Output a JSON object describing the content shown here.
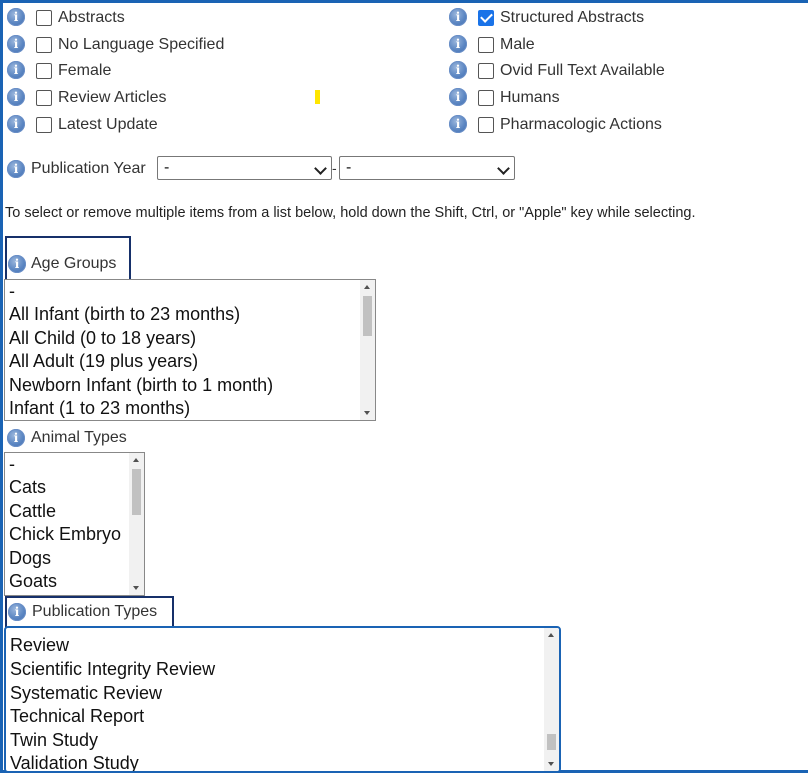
{
  "limits": {
    "left_column": [
      {
        "label": "Abstracts",
        "checked": false
      },
      {
        "label": "No Language Specified",
        "checked": false
      },
      {
        "label": "Female",
        "checked": false
      },
      {
        "label": "Review Articles",
        "checked": false
      },
      {
        "label": "Latest Update",
        "checked": false
      }
    ],
    "right_column": [
      {
        "label": "Structured Abstracts",
        "checked": true
      },
      {
        "label": "Male",
        "checked": false
      },
      {
        "label": "Ovid Full Text Available",
        "checked": false
      },
      {
        "label": "Humans",
        "checked": false
      },
      {
        "label": "Pharmacologic Actions",
        "checked": false
      }
    ]
  },
  "publication_year": {
    "label": "Publication Year",
    "from_value": "-",
    "separator": "-",
    "to_value": "-"
  },
  "instructions": "To select or remove multiple items from a list below, hold down the Shift, Ctrl, or \"Apple\" key while selecting.",
  "age_groups": {
    "label": "Age Groups",
    "options": [
      "-",
      "All Infant (birth to 23 months)",
      "All Child (0 to 18 years)",
      "All Adult (19 plus years)",
      "Newborn Infant (birth to 1 month)",
      "Infant (1 to 23 months)"
    ]
  },
  "animal_types": {
    "label": "Animal Types",
    "options": [
      "-",
      "Cats",
      "Cattle",
      "Chick Embryo",
      "Dogs",
      "Goats"
    ]
  },
  "publication_types": {
    "label": "Publication Types",
    "options": [
      "Review",
      "Scientific Integrity Review",
      "Systematic Review",
      "Technical Report",
      "Twin Study",
      "Validation Study"
    ]
  },
  "icons": {
    "info": "info-icon",
    "checkbox": "checkbox-icon",
    "dropdown": "chevron-down-icon"
  },
  "colors": {
    "frame": "#1a63b4",
    "checkbox_checked": "#1a73e8",
    "highlight_box": "#16306a",
    "marker": "#ffe600"
  }
}
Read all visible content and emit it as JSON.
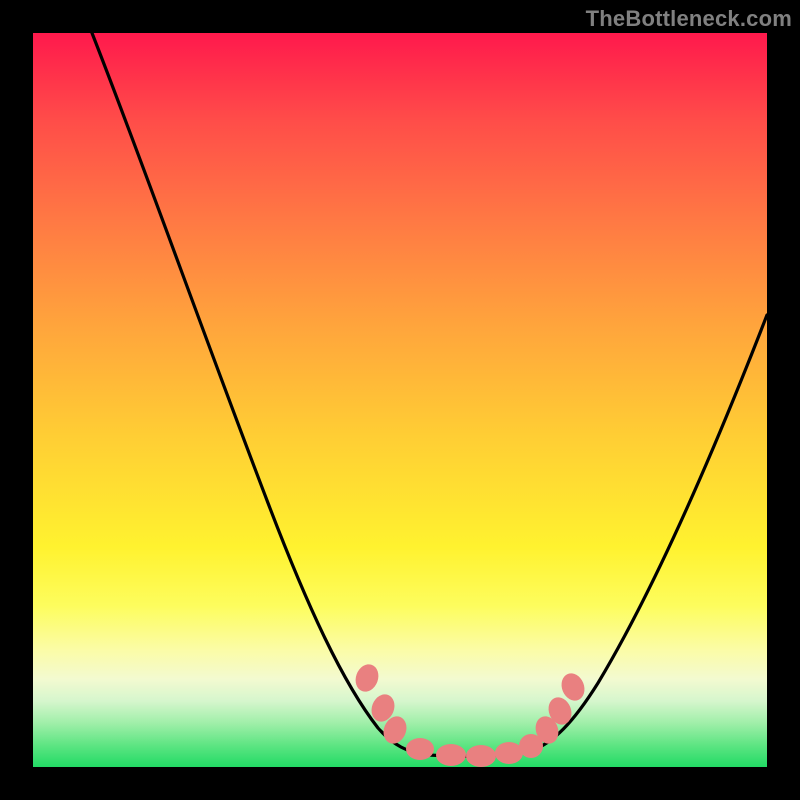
{
  "watermark": {
    "text": "TheBottleneck.com"
  },
  "chart_data": {
    "type": "line",
    "title": "",
    "xlabel": "",
    "ylabel": "",
    "xlim": [
      0,
      100
    ],
    "ylim": [
      0,
      100
    ],
    "background_gradient": {
      "top_color": "#ff194c",
      "bottom_color": "#22db65",
      "description": "vertical red-to-green gradient"
    },
    "series": [
      {
        "name": "bottleneck-curve",
        "color": "#000000",
        "x": [
          8,
          12,
          16,
          20,
          24,
          28,
          32,
          36,
          40,
          44,
          48,
          50,
          52,
          54,
          56,
          58,
          60,
          64,
          68,
          72,
          76,
          80,
          84,
          88,
          92,
          96,
          100
        ],
        "y": [
          100,
          92,
          84,
          76,
          68,
          60,
          52,
          44,
          36,
          28,
          20,
          16,
          12,
          8,
          5,
          3,
          2,
          2,
          2,
          3,
          7,
          14,
          23,
          32,
          42,
          52,
          62
        ]
      },
      {
        "name": "flat-minimum-markers",
        "type": "scatter",
        "color": "#e57373",
        "x": [
          44,
          46,
          48,
          52,
          56,
          60,
          64,
          68,
          70,
          72
        ],
        "y": [
          13,
          11,
          8,
          4,
          3,
          2,
          2,
          3,
          5,
          8
        ]
      }
    ]
  }
}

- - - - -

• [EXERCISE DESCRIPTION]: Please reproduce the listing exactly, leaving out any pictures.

• [ANSWER SPACE]:
Output a JSON object describing the content shown here.
{
  "limits": {
    "left_column": [
      {
        "label": "Abstracts",
        "checked": false
      },
      {
        "label": "No Language Specified",
        "checked": false
      },
      {
        "label": "Female",
        "checked": false
      },
      {
        "label": "Review Articles",
        "checked": false
      },
      {
        "label": "Latest Update",
        "checked": false
      }
    ],
    "right_column": [
      {
        "label": "Structured Abstracts",
        "checked": true
      },
      {
        "label": "Male",
        "checked": false
      },
      {
        "label": "Ovid Full Text Available",
        "checked": false
      },
      {
        "label": "Humans",
        "checked": false
      },
      {
        "label": "Pharmacologic Actions",
        "checked": false
      }
    ]
  },
  "publication_year": {
    "label": "Publication Year",
    "from_value": "-",
    "separator": "-",
    "to_value": "-"
  },
  "instructions": "To select or remove multiple items from a list below, hold down the Shift, Ctrl, or \"Apple\" key while selecting.",
  "age_groups": {
    "label": "Age Groups",
    "options": [
      "-",
      "All Infant (birth to 23 months)",
      "All Child (0 to 18 years)",
      "All Adult (19 plus years)",
      "Newborn Infant (birth to 1 month)",
      "Infant (1 to 23 months)"
    ]
  },
  "animal_types": {
    "label": "Animal Types",
    "options": [
      "-",
      "Cats",
      "Cattle",
      "Chick Embryo",
      "Dogs",
      "Goats"
    ]
  },
  "publication_types": {
    "label": "Publication Types",
    "options": [
      "Review",
      "Scientific Integrity Review",
      "Systematic Review",
      "Technical Report",
      "Twin Study",
      "Validation Study"
    ]
  },
  "icons": {
    "info": "info-icon",
    "checkbox": "checkbox-icon",
    "dropdown": "chevron-down-icon"
  },
  "colors": {
    "frame": "#1a63b4",
    "checkbox_checked": "#1a73e8",
    "highlight_box": "#16306a",
    "marker": "#ffe600"
  }
}
Read all visible content and emit it as JSON.
{
  "watermark": {
    "text": "TheBottleneck.com"
  },
  "chart_data": {
    "type": "line",
    "title": "",
    "xlabel": "",
    "ylabel": "",
    "xlim": [
      0,
      100
    ],
    "ylim": [
      0,
      100
    ],
    "background_gradient": {
      "top_color": "#ff194c",
      "bottom_color": "#22db65",
      "description": "vertical red-to-green gradient"
    },
    "series": [
      {
        "name": "bottleneck-curve",
        "color": "#000000",
        "x": [
          8,
          12,
          16,
          20,
          24,
          28,
          32,
          36,
          40,
          44,
          48,
          50,
          52,
          54,
          56,
          58,
          60,
          64,
          68,
          72,
          76,
          80,
          84,
          88,
          92,
          96,
          100
        ],
        "y": [
          100,
          92,
          84,
          76,
          68,
          60,
          52,
          44,
          36,
          28,
          20,
          16,
          12,
          8,
          5,
          3,
          2,
          2,
          2,
          3,
          7,
          14,
          23,
          32,
          42,
          52,
          62
        ]
      },
      {
        "name": "flat-minimum-markers",
        "type": "scatter",
        "color": "#e57373",
        "x": [
          44,
          46,
          48,
          52,
          56,
          60,
          64,
          68,
          70,
          72
        ],
        "y": [
          13,
          11,
          8,
          4,
          3,
          2,
          2,
          3,
          5,
          8
        ]
      }
    ]
  }
}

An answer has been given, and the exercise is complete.